- Cokley, K. (2005). Racial(ized) Identity, Ethnic Identity, and Afrocentric Values: Conceptual and methodological challenges in understanding African American identity. Journal of Counseling Psychology, 52, 517-526.
Academic Achievement and Academic Self-Concept
- Cokley, K., & Moore, P. (2007). Moderating and Mediating Effects of Gender and Psychological Disengagement on the Academic Achievement of African American College Students. Journal of Black Psychology, 33, 169-187.
- Cokley, K. (2006). The Impact of Racialized Schools and Racist (Mis)Education on African American Students’ Academic Identity. In M. Constantine & D. Sue (Eds.) Addressing Racism: Facilitating Cultural Competence in Mental Health and Educational Settings, pp. 127-144. Hoboken, NJ: John Wiley & Sons.
- Cokley, K. (2003). What Do We Know about the Motivation of African American College Students? Challenging the “anti-intellectual myth”,Harvard Educational Review, 73, 524-558.
- Cokley, K. (2000). An Investigation of Academic Self-Concept and Its Relationship to Academic Achievement in African American College Students. Journal of Black Psychology, 26(2), 148-164.
- Cokley, K. (2002). Ethnicity, Gender, and Academic Self-Concept: a Preliminary Examination of Academic Disidentification and Implications for Psychologists. Cultural Diversity & Ethnic Minority Psychology, 8, 378-388.
Racial Identity, Ethnic Identity and Academic Achievement
- Cokley, K., McClain, S., Jones, M., & Johnson, S. (2011). A Preliminary Examination of Academic Disidentification, Racial Identity, and Academic Achievement among African American Adolescents. The High School Journal, 95, pp. 54-68.
- Cokley, K., & Chapman, C. (2008). The Roles of Ethnic Identity, Anti-White Attitudes, and Academic Self-Concept in African American Student Achievement. Social Psychology of Education: An International Journal, 11, 349-365.
- Cokley, K., Beasley, S., Bullock, A., Chapman-Hilliard, C., Cody, B., Jones, B., Taylor, D. (2012). The Moderating Role of Gender in the Relationship Between Religiosity and Mental Health Among Black American College Students. Mental Health, Religion and Culture, 16(5), 445-462.

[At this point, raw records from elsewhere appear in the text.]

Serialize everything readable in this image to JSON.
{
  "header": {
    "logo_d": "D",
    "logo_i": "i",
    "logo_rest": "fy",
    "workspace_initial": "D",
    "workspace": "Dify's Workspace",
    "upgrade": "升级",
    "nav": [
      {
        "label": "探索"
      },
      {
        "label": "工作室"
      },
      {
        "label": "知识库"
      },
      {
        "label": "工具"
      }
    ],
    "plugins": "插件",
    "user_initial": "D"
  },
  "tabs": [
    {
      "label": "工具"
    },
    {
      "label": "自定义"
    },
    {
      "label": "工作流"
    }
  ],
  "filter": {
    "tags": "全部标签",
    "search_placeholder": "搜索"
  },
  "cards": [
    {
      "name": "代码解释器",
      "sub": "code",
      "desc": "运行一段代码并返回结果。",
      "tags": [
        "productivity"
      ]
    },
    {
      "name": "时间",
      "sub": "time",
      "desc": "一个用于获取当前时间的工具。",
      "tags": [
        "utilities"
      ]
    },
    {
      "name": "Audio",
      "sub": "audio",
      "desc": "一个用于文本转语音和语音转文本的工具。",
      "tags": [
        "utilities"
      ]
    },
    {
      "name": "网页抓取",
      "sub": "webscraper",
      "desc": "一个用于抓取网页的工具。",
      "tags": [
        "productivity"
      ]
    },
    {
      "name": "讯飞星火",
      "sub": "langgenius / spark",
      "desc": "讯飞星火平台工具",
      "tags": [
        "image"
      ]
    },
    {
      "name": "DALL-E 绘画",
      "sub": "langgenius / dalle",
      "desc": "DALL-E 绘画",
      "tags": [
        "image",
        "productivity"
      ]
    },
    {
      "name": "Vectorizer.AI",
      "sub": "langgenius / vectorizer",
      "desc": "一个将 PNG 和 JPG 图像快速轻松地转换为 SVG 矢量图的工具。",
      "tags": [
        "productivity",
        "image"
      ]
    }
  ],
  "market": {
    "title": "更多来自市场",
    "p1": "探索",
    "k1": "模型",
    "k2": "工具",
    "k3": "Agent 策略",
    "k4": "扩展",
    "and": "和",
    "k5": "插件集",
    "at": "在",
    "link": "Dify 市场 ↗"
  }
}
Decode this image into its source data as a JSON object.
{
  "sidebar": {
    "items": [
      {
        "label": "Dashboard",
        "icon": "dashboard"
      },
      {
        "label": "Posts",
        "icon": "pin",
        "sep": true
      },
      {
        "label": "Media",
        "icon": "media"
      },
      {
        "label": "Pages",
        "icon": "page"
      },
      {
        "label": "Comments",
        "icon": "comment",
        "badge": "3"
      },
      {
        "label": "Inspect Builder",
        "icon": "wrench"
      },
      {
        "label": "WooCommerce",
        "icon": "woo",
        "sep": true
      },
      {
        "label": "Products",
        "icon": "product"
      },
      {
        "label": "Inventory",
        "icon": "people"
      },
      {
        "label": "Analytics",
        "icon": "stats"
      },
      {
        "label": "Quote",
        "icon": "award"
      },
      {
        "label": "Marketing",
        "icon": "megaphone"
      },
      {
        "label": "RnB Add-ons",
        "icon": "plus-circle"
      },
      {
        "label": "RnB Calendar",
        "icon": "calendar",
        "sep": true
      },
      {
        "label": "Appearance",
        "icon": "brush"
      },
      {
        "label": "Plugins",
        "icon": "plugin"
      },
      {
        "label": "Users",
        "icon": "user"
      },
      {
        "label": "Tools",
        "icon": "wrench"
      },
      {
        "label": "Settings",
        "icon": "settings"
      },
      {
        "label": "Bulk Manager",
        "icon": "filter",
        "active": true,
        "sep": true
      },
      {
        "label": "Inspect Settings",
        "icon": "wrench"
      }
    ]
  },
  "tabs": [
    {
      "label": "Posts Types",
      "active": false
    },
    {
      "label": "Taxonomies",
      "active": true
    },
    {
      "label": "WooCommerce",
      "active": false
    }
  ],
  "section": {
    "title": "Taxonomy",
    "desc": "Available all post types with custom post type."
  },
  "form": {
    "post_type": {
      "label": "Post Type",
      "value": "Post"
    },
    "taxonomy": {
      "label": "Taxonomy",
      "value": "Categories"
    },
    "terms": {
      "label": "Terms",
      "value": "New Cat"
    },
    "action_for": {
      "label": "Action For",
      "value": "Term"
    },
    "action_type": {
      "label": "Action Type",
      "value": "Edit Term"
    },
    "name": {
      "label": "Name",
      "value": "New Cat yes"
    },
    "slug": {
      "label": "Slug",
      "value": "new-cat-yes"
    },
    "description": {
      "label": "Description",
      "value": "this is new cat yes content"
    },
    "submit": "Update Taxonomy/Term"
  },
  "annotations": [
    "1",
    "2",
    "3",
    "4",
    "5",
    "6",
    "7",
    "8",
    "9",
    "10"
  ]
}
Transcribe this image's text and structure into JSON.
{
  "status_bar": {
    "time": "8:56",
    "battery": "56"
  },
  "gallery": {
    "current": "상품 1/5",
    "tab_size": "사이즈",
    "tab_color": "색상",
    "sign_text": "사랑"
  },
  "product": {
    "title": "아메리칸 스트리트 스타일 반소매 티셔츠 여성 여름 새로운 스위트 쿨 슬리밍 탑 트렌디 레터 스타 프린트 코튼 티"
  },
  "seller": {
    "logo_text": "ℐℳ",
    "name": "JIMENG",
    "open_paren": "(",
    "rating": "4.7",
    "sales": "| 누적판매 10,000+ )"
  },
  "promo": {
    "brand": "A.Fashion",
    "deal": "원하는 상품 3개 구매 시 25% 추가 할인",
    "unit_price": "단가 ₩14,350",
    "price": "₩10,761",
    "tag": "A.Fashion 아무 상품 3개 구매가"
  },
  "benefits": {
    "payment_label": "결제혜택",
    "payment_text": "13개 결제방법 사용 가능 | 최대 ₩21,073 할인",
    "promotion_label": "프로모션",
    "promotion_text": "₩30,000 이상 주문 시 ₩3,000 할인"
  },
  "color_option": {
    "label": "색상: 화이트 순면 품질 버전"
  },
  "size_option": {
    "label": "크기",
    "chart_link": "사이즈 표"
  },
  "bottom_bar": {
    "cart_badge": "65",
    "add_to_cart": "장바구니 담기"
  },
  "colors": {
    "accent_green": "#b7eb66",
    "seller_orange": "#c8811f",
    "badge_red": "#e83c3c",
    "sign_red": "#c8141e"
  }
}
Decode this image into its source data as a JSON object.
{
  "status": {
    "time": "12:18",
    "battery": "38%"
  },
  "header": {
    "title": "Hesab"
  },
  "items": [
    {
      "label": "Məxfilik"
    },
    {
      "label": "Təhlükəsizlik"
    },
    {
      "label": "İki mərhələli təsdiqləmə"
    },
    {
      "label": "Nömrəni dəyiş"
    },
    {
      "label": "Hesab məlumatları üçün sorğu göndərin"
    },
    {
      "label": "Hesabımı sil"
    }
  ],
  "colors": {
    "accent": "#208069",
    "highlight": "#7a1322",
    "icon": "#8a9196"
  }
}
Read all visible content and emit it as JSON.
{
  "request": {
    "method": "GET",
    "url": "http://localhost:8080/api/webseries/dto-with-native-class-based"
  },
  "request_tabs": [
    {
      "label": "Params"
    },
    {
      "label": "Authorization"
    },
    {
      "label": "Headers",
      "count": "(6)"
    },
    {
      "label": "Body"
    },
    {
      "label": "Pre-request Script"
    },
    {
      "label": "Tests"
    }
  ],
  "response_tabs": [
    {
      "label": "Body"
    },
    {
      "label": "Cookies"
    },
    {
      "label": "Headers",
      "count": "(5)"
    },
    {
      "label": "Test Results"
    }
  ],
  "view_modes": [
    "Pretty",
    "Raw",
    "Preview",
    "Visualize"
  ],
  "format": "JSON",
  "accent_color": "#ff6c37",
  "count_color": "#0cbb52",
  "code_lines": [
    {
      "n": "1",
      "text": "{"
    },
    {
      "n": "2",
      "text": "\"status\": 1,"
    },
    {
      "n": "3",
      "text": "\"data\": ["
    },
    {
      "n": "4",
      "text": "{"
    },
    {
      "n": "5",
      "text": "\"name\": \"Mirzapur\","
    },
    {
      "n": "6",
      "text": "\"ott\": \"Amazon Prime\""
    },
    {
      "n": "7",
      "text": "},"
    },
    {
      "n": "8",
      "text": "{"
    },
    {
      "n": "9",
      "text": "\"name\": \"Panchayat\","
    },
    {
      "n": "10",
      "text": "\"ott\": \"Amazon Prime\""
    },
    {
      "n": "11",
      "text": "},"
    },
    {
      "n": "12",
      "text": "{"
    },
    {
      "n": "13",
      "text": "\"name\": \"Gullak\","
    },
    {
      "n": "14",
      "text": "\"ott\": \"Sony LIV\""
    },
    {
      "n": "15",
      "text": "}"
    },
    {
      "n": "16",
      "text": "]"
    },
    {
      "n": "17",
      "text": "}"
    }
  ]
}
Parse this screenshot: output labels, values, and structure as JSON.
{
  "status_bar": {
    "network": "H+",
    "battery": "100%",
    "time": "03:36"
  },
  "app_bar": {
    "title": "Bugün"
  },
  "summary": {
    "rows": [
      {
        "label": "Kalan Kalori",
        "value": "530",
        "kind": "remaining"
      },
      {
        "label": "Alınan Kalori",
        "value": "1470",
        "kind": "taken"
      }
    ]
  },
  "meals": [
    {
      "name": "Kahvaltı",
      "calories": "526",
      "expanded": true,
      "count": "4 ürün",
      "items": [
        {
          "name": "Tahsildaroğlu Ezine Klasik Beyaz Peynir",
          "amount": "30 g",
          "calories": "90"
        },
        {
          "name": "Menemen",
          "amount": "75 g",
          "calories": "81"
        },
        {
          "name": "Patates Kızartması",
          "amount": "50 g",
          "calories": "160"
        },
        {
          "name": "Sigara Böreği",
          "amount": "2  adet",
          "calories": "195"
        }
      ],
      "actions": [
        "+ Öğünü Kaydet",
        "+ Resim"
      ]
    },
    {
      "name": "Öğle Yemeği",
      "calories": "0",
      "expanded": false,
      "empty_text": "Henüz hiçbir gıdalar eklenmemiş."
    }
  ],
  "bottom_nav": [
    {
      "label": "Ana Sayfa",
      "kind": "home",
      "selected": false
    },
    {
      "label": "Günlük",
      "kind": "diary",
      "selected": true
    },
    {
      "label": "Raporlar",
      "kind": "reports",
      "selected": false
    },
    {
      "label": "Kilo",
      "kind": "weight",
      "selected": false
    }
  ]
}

- Cokley, K., Garcia, D., Tran, K., Hall, B., & Rangel, A. (2012). The Moderating Role of Ethnicity in the Relation Between Religiousness and Mental Health Among Ethnically Diverse College Students. Journal of Religion and Health, 51(3), pp. 890-907.